CONCUSSION AWARENESS – WHO NEEDS TO KNOW?
The Department of Education has requested that all schools should write to parents/guardians to highlight the need for you to keep all organisations informed if your child receives a concussion injury.
Concussion is a brain injury which is usually caused by hitting the head or a fall. It can happen at any time, anywhere: for example during sports, in the school playground, or at home.
Concussion must always be taken seriously and it is vitally important that any child/young person suspected of having concussion should immediately be stopped from continuing whatever activity they are doing and be assessed by a medical professional for diagnosis and guidance.
A second injury when a child has concussion can be extremely serious and may even be fatal. It is vitally important therefore that medical clearance is sought before your child returns to school/play. Children should not resume physical activities such as Physical Education (PE), sports or games until permitted to do so by a medical professional.
Concussion may also affect your child‘s ability to learn at school. This must be considered and medical clearance should be sought before the child returns to school.

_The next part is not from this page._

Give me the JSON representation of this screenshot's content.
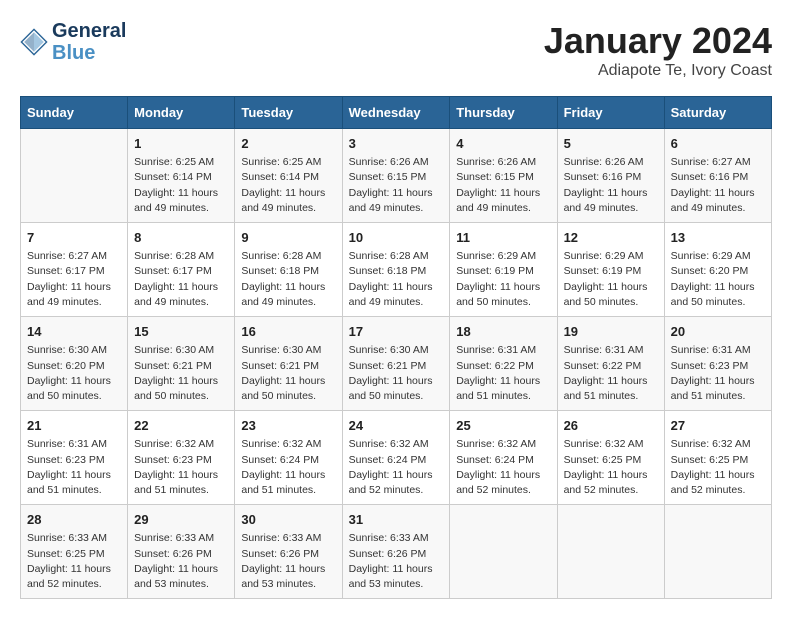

As symptoms vary from child to child, a graduated return to school programme may be needed.
If your child suffers a concussion in school or outside school, it is vitally important that you keep all people/organisations with responsibility for caring for your child informed so that they are aware of the potential dangers and any restrictions that may apply to the activities your child is permitted to do.
The ‘Recognise and Remove’ leaflet produced by the Department of Education and the Department of Culture, Arts and Leisure is available here and provides guidance on the signs to look out for.
Irish Rugby has produced some very useful videos to help with this issue, using the same tag line, "Recognise and Remove." For any involved in contact sports, they are worth watching.
Keeping everyone informed about concussion is in your child’s best interests and parents/guardians have a key role in making sure that information is passed on to their child’s teacher, sports coach, youth leader or other care provider.